On February 24, 1989, one hundred and fifty years after John Neely Bryan arrived in Texas from Arkansas looking to set up a trading post where three forks of the Trinity River converged, Jerry Jones, yet another refugee from Arkansas, fidgeted in a plush leather chair while the pilot of his Learjet traced the trail Bryan had blazed on foot and horseback.
Jones’s mind was racing as fast as his jet. Though only a few people knew it with any certainty, Jones was about to pull off something he had so far only dreamed about: owning his own professional football club. And not just any club, but the Dallas Cowboys, the only NFL team that mattered in Arkansas and the classiest franchise in professional sports. He was betting everything on the deal. If he lost that bet, he could lose everything. But he knew that in the world of business, believing in yourself was half the game, and if anyone believed in himself, it was Jerral Wayne Jones.
After the jet broke through overcast skies to touch down at Love Field, Jones headed to the Mansion on Turtle Creek, the finest luxury hotel in Texas and, soon after, met with his partner in crime, Jimmy Johnson. The two men were old Razorback football buddies at the University of Arkansas who sat atop their respective fields—Jones as an oil and gas man, Johnson as a college football coach, most recently with the University of Miami Hurricanes, national champions in 1987 and the number two team in the country the following season. Together, they had big plans for the Dallas Cowboys.

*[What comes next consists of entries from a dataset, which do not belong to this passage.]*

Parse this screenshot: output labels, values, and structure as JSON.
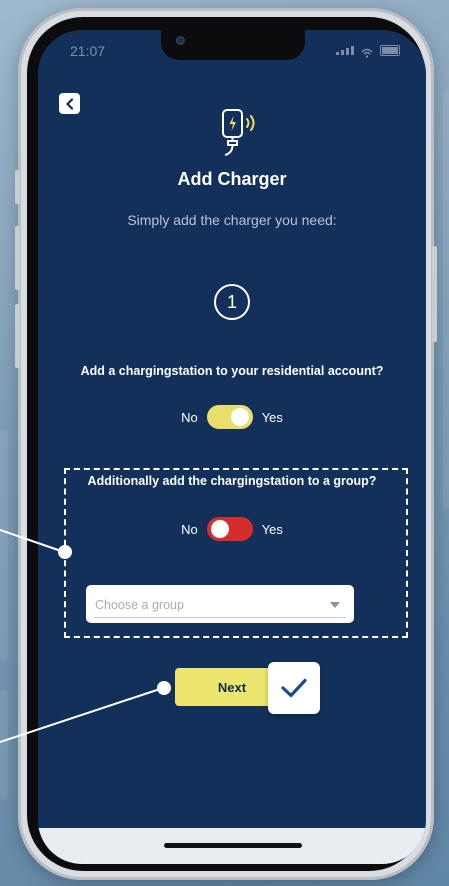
{
  "status_bar": {
    "time": "21:07",
    "icons": [
      "signal-icon",
      "wifi-icon",
      "battery-icon"
    ]
  },
  "header": {
    "back_icon": "chevron-left-icon",
    "main_icon": "charger-wireless-icon",
    "title": "Add Charger",
    "subtitle": "Simply add the charger you need:"
  },
  "step": {
    "number": "1"
  },
  "residential": {
    "question": "Add a chargingstation to your residential account?",
    "toggle_no": "No",
    "toggle_yes": "Yes",
    "value": "Yes"
  },
  "group": {
    "question": "Additionally add the chargingstation to a group?",
    "toggle_no": "No",
    "toggle_yes": "Yes",
    "value": "No",
    "select_placeholder": "Choose a group"
  },
  "actions": {
    "next_label": "Next",
    "check_icon": "checkmark-icon"
  },
  "colors": {
    "screen_bg": "#12305a",
    "accent_yellow": "#ece66f",
    "toggle_off_red": "#d72c2c",
    "check_blue": "#1b4a8a"
  }
}
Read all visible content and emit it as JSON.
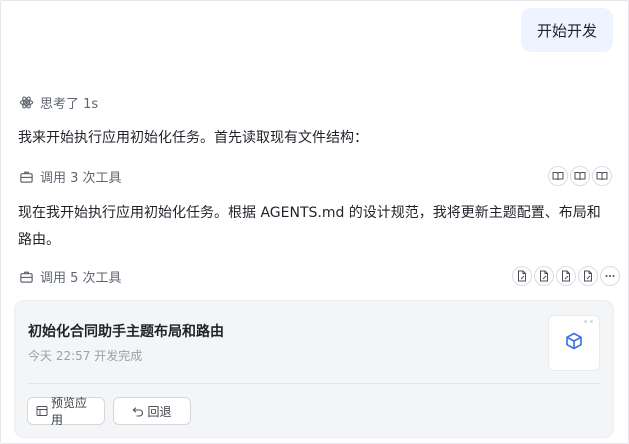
{
  "user_message": "开始开发",
  "thinking": {
    "label": "思考了 1s"
  },
  "paragraph_1": "我来开始执行应用初始化任务。首先读取现有文件结构：",
  "tool_call_1": {
    "label": "调用 3 次工具",
    "icons": [
      "book-icon",
      "book-icon",
      "book-icon"
    ]
  },
  "paragraph_2": "现在我开始执行应用初始化任务。根据 AGENTS.md 的设计规范，我将更新主题配置、布局和路由。",
  "tool_call_2": {
    "label": "调用 5 次工具",
    "icons": [
      "file-edit-icon",
      "file-edit-icon",
      "file-edit-icon",
      "file-edit-icon",
      "more-icon"
    ]
  },
  "result_card": {
    "title": "初始化合同助手主题布局和路由",
    "subtitle": "今天 22:57 开发完成",
    "preview_label": "预览应用",
    "revert_label": "回退",
    "thumbnail_icon": "cube-icon"
  },
  "colors": {
    "user_bubble_bg": "#eef3ff",
    "accent": "#3a6fe0",
    "card_bg": "#f4f5f7"
  }
}
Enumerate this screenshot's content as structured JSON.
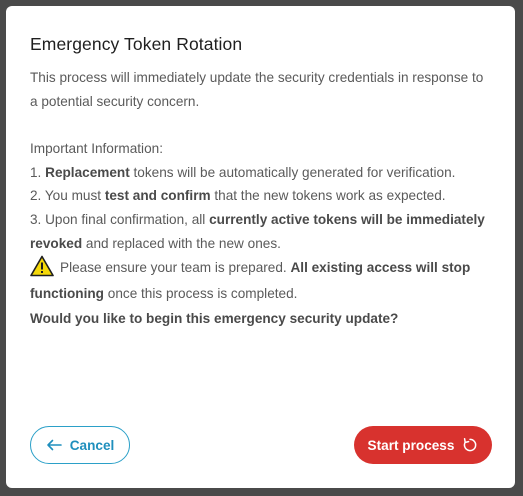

Jones paced nervously back and forth in his suite, jumped on the telephone whenever it rang, and did what he could to contain himself, knowing he was about to make a big splash in Big D. For the moment, though, everything was being kept under wraps as much as possible. The evening before, KXAS, Channel 5 had run a promo during prime time promising that the 10 o’clock newscast would offer breaking news about the pending sale of the team. The Fort Worth station’s sports director, Scott Murray, and two of his colleagues had been working their sources for months and had finally gotten the goods.
Dale Hansen, the famed sports anchor for competing WFAA, Channel 8, was speaking at a banquet when the promo aired. WFAA’s news director saw it and called Hansen back to the station to try to nail down the story.
Hansen immediately called Schramm. “What’s going on?” he asked.
“Nothing,” Schramm said.
“C’mon, Tex, I’m your guy.”
“There’s no story there, Dale. There’s nothing to it.”
“I’ll call you back after the report,” Hansen told him.
“I’ll wait for your call.”
Murray’s report at ten o’clock detailed that Jones was buying the team and that Landry was going to be fired.
Hansen called Schramm back.
“Our young boy in Fort Worth has just f—ed up his entire career,” Schramm said. “That stupid f—er has made the biggest mistake of his career. He’s f—ing dead.”
“The report sounded credible,” Hansen allowed.
Schramm shot back, “Do you really think they’d sell the Cowboys and I wouldn’t f—in’ know about it?”
But Bum Bright had done exactly that.
“Bright wanted Schramm and Landry to be stuck just like they were,” Hansen said later. “He reveled in it. He called me bragging about it: ‘Schramm spent more of my money buying goddamn houses for his girlfriends, and that son of a bitch Landry treated me like shit. To hell with both of them.’ ”
It wasn’t until the following morning, as Jones was flying into Dallas, that Schramm realized how wrong he was. His friend Don Shula, the coach of the Miami Dolphins, called to tell him that Johnson had contacted Shula to gauge his son David’s interest in coaching the Cowboys offense. Schramm finally understood what was